TASK BRIEF: Below are the records; copy each line in them that holds the word "clay".

LISTED ENTRIES:
--

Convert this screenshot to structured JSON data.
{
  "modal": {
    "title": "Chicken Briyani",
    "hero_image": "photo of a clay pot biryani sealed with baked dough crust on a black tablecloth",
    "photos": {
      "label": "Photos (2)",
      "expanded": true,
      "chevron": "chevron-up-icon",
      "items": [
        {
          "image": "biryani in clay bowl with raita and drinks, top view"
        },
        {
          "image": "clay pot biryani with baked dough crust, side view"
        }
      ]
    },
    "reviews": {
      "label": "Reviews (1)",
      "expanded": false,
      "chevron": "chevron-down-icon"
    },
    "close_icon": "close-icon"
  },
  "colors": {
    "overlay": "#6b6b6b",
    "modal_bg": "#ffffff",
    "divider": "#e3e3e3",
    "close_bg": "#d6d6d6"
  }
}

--

TASK SOLUTION:
    "hero_image": "photo of a clay pot biryani sealed with baked dough crust on a black tablecloth",
          "image": "biryani in clay bowl with raita and drinks, top view"
          "image": "clay pot biryani with baked dough crust, side view"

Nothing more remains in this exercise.